╭─ Extracted material
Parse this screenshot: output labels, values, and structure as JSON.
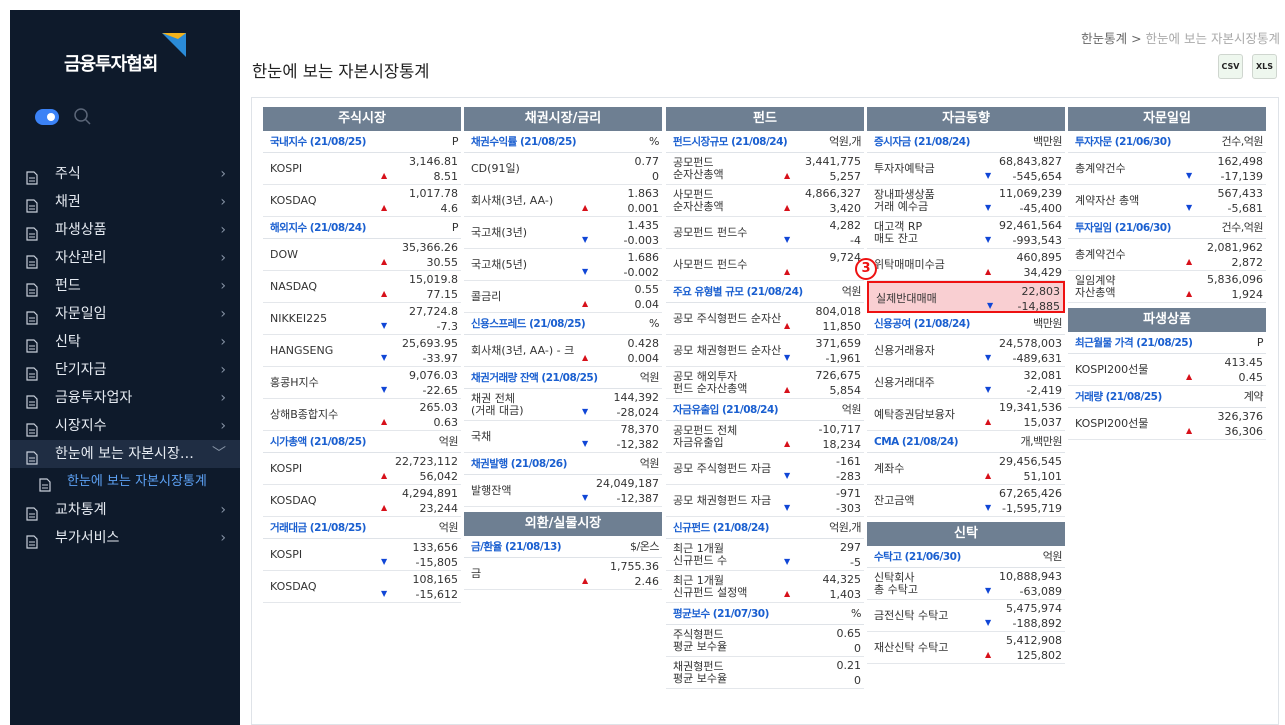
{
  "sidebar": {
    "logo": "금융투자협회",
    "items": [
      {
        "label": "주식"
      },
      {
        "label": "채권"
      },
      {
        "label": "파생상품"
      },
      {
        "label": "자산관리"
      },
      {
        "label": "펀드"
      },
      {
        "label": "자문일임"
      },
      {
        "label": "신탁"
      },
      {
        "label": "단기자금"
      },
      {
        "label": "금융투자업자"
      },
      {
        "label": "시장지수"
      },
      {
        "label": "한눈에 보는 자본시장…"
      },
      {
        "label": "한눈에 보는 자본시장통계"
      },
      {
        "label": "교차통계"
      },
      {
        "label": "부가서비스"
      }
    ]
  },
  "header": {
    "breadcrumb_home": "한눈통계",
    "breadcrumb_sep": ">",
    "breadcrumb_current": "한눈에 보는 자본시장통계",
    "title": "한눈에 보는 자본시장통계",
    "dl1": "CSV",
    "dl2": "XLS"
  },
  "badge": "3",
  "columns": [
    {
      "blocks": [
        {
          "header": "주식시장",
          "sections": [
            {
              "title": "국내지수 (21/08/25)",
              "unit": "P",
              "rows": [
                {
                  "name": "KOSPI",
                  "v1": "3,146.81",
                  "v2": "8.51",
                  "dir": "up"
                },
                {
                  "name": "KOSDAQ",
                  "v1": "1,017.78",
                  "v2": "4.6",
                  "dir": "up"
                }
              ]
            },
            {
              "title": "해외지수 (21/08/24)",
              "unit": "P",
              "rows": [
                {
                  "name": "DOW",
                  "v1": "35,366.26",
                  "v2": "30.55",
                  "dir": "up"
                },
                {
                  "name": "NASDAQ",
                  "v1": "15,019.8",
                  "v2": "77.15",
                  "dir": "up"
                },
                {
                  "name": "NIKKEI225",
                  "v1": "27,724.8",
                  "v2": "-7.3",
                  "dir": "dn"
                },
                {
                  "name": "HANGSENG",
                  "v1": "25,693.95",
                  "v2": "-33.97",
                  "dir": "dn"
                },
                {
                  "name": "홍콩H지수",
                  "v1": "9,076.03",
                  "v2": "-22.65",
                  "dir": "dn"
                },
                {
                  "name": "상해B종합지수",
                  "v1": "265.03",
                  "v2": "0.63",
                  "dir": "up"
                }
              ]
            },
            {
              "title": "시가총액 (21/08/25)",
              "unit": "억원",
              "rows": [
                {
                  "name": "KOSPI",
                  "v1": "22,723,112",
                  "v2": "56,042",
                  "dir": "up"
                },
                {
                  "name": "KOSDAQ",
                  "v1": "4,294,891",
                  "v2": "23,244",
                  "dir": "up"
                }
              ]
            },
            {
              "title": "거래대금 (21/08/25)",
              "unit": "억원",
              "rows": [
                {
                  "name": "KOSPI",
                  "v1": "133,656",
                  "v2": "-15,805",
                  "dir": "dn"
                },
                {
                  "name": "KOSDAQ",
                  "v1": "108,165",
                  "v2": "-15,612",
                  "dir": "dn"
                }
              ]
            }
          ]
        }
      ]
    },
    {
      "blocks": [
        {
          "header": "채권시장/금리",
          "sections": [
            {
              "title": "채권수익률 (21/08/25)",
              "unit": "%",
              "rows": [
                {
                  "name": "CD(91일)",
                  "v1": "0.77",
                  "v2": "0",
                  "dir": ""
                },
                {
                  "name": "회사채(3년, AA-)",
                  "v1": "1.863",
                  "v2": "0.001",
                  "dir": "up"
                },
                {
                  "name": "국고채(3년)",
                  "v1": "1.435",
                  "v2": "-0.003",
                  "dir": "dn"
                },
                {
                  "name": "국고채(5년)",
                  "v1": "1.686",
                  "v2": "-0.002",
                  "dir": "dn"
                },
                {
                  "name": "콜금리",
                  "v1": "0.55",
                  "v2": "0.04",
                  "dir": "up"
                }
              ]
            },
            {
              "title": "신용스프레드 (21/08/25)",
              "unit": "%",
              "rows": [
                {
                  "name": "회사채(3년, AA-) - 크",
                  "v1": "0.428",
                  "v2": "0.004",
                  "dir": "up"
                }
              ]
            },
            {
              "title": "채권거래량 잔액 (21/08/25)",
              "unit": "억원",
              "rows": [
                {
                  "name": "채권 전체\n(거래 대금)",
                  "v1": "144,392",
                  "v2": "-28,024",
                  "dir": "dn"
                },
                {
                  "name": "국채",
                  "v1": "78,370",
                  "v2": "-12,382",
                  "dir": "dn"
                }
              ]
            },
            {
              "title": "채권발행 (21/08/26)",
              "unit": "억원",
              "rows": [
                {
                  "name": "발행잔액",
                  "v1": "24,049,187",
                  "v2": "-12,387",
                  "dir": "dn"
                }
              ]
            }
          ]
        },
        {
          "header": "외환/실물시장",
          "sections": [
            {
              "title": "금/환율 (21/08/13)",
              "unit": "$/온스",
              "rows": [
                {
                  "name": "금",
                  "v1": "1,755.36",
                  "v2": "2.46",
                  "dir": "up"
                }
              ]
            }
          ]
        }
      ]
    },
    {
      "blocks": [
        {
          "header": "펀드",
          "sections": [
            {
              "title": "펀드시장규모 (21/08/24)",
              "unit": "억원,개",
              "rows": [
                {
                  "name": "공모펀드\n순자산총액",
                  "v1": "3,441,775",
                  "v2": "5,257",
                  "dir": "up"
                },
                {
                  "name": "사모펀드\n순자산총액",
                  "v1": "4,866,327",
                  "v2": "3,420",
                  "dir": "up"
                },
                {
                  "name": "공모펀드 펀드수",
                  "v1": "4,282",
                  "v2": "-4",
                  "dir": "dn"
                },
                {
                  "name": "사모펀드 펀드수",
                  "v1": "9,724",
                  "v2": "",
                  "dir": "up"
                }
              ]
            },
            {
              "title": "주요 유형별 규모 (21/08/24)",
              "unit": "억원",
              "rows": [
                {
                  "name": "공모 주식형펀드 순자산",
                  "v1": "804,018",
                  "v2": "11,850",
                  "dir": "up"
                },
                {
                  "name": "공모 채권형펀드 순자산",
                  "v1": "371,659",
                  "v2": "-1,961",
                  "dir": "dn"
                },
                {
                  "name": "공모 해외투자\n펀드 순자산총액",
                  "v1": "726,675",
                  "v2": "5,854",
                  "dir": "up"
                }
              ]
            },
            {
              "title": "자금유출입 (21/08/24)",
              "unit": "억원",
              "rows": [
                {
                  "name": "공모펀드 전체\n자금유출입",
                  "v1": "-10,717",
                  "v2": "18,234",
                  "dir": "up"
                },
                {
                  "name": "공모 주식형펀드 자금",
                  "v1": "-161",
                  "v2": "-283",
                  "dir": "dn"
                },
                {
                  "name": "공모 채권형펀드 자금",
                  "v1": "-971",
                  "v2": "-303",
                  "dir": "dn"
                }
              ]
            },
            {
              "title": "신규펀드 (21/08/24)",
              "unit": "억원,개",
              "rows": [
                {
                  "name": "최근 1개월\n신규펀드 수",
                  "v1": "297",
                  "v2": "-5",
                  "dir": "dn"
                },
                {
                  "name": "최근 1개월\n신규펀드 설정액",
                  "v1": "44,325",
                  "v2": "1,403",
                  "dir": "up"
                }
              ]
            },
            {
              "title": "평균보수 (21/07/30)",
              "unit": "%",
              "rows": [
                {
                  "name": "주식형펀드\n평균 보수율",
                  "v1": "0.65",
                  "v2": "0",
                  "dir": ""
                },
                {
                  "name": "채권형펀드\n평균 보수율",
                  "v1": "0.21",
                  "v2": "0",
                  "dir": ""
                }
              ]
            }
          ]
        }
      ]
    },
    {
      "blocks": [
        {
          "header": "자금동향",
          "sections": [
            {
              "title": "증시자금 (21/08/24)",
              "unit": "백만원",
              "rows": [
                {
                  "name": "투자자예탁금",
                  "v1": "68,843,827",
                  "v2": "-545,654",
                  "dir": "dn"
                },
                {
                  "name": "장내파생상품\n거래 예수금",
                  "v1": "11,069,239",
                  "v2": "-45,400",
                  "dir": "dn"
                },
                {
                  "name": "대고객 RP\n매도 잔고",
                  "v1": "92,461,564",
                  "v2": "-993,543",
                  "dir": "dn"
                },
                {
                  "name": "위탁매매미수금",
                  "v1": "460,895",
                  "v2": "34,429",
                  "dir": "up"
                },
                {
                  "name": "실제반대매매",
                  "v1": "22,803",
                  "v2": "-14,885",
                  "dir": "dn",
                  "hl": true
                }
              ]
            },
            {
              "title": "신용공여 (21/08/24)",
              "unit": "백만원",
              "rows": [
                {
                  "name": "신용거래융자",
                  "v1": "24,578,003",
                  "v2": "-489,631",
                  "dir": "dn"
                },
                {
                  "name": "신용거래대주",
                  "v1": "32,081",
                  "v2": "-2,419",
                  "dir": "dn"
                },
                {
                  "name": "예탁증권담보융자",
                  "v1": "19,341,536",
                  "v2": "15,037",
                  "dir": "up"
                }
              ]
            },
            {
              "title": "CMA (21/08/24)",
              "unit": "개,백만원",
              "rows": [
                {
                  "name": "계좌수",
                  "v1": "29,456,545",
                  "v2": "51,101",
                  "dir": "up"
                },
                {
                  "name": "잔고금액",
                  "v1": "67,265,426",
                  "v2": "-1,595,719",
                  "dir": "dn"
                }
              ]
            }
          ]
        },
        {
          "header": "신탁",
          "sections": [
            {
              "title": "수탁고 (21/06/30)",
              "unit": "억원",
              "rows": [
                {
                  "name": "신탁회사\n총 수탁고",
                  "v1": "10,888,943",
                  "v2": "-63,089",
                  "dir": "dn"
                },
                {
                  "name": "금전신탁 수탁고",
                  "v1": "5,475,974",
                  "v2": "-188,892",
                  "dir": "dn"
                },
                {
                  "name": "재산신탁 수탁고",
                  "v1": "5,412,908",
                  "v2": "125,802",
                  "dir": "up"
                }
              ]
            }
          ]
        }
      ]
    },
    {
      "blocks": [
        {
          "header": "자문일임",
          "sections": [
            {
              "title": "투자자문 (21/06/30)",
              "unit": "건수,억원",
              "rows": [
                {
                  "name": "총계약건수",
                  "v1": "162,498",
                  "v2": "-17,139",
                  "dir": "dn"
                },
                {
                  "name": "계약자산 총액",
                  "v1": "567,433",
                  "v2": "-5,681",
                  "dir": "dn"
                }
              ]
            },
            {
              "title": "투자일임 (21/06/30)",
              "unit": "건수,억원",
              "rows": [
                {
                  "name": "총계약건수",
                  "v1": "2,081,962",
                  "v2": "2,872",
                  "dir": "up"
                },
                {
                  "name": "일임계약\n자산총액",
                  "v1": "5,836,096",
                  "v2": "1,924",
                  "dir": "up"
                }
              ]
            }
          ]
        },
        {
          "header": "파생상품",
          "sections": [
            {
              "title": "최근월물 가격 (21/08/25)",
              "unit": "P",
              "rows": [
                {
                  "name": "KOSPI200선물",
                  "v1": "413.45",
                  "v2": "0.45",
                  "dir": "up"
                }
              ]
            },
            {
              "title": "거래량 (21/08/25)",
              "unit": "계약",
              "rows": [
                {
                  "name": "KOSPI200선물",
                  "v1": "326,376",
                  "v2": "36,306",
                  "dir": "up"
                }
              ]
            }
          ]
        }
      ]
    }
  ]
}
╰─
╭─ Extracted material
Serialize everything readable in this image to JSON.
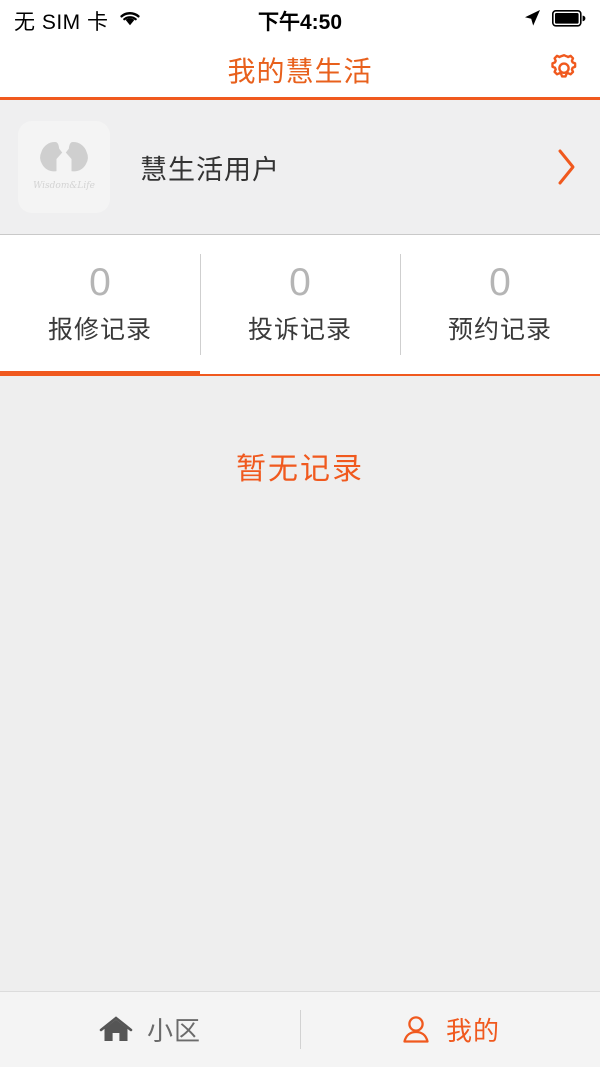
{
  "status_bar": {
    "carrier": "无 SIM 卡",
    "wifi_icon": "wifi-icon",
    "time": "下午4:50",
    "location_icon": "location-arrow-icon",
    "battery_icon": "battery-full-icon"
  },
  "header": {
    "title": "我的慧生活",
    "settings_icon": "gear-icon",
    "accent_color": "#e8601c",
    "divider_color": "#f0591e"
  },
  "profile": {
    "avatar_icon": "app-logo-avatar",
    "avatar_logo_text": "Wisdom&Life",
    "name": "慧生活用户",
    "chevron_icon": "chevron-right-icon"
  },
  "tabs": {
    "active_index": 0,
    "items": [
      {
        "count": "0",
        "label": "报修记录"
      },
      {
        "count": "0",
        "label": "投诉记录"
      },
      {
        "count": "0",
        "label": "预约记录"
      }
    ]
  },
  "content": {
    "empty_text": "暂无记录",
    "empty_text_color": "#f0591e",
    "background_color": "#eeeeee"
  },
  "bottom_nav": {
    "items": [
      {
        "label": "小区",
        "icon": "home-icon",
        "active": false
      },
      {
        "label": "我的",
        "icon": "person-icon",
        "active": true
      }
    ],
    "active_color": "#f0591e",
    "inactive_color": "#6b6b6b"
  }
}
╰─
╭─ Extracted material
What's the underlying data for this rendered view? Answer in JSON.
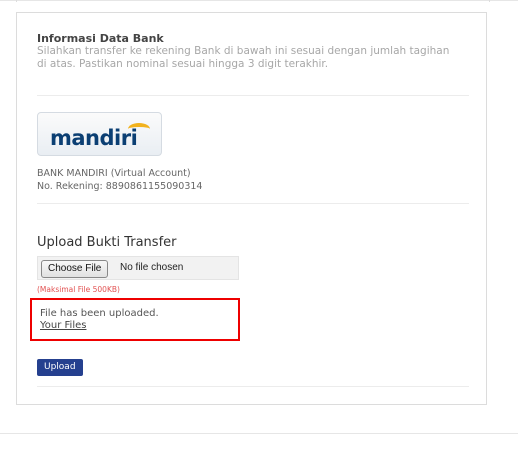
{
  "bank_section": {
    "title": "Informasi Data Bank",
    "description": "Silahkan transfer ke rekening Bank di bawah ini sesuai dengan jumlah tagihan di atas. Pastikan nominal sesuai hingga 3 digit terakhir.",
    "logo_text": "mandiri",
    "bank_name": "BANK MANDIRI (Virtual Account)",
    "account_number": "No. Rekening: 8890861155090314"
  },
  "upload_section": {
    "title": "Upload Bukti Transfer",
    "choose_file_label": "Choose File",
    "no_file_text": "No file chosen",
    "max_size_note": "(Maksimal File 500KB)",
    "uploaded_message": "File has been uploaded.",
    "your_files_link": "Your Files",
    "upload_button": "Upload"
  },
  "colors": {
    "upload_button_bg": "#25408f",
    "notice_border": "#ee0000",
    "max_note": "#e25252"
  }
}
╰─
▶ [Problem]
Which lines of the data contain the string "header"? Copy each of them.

▶ [Response area]
  "header": {
          "header": "주식시장",
          "header": "채권시장/금리",
          "header": "외환/실물시장",
          "header": "펀드",
          "header": "자금동향",
          "header": "신탁",
          "header": "자문일임",
          "header": "파생상품",
  "header": {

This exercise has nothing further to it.